Do you really have no dates yet for signings, readings etc. in 2006, or is just everyone too busy to add them to the "Where's Neil" section?
Can't believe you could actually be staying at home for a while ... ;)
It's not everybody who's too busy to add them, alas. It's just me. And I mostly need ten minutes with a computer and the wall calendar...
There's a street in Norwich which is going to be a star.
And finally, this just came in from Ivy McCloud, wife of Scott McCloud and mother to my fairy goddaughters Sky and Winter McCloud, and someone who has known me much too well for too long, taking issue with something in a recent post:
So, on your blog the other day you listed your answers to all those questions and one in particular struck me as amusing:
28. Which words or phrases do you most overuse?
Lovely. Puzzling. Delightful. Finally.
You see, the two words that I most associate with you were not on your list.

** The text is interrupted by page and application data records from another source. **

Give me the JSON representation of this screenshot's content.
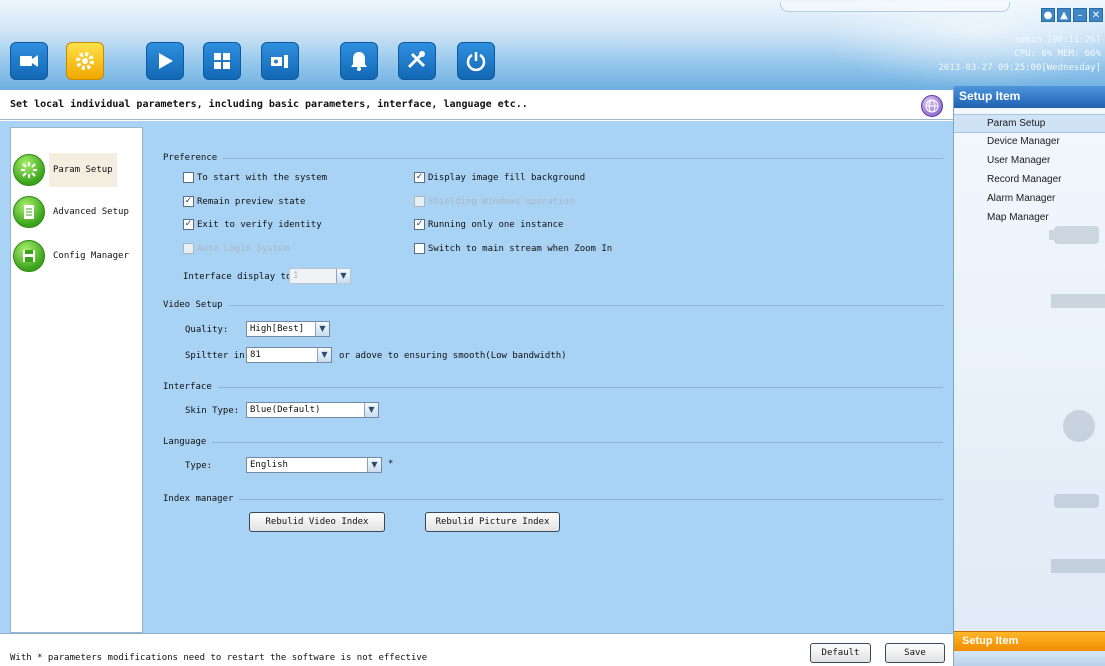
{
  "toolbar": {
    "buttons": [
      {
        "name": "camera-icon"
      },
      {
        "name": "settings-icon"
      },
      {
        "name": "play-icon"
      },
      {
        "name": "grid-icon"
      },
      {
        "name": "record-icon"
      },
      {
        "name": "alarm-bell-icon"
      },
      {
        "name": "tools-icon"
      },
      {
        "name": "power-icon"
      }
    ]
  },
  "sysinfo": {
    "user": "admin",
    "session": "[00:11:26]",
    "cpu": "CPU:  6%",
    "mem": "MEM: 66%",
    "datetime": "2013-03-27 09:25:00[Wednesday]"
  },
  "description": "Set local individual parameters, including basic parameters, interface, language etc..",
  "nav": {
    "items": [
      {
        "label": "Param Setup"
      },
      {
        "label": "Advanced Setup"
      },
      {
        "label": "Config Manager"
      }
    ]
  },
  "preference": {
    "title": "Preference",
    "to_start": "To start with the system",
    "remain_preview": "Remain preview state",
    "exit_verify": "Exit to verify identity",
    "auto_login": "Auto Login System",
    "display_fill": "Display image fill background",
    "shielding": "Shielding Windows operation",
    "running_one": "Running only one instance",
    "switch_main": "Switch to main stream when Zoom In",
    "interface_display_label": "Interface display to",
    "interface_display_value": "1"
  },
  "video": {
    "title": "Video Setup",
    "quality_label": "Quality:",
    "quality_value": "High[Best]",
    "splitter_label": "Spiltter in",
    "splitter_value": "81",
    "splitter_suffix": "or adove to ensuring smooth(Low bandwidth)"
  },
  "interface": {
    "title": "Interface",
    "skin_label": "Skin Type:",
    "skin_value": "Blue(Default)"
  },
  "language": {
    "title": "Language",
    "type_label": "Type:",
    "type_value": "English",
    "asterisk": "*"
  },
  "index": {
    "title": "Index manager",
    "rebuild_video": "Rebulid Video Index",
    "rebuild_picture": "Rebulid Picture Index"
  },
  "footer": {
    "note": "With * parameters modifications need to restart the software is not effective",
    "default": "Default",
    "save": "Save"
  },
  "right": {
    "title": "Setup Item",
    "items": [
      {
        "label": "Param Setup"
      },
      {
        "label": "Device Manager"
      },
      {
        "label": "User Manager"
      },
      {
        "label": "Record Manager"
      },
      {
        "label": "Alarm Manager"
      },
      {
        "label": "Map Manager"
      }
    ],
    "footer": "Setup Item"
  }
}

I wonder, does that mean you don't use them as much anymore or are you unaware you use them or am I just wrong?
The two words I would have said you overuse are "brilliant" and "thingy"
(In fact I just called Scott to make sure I wasn't making a fool of myself, I asked him, "what words do you associate with Neil?" and he said, "oh, that's easy 'brilliant' and..." and before he could get it out, Sky, who had no idea what he was talking about said, "thingy.")
So there. I told Scott I was going to make fun of you, and he said you deserved it.
And, of course, I always do.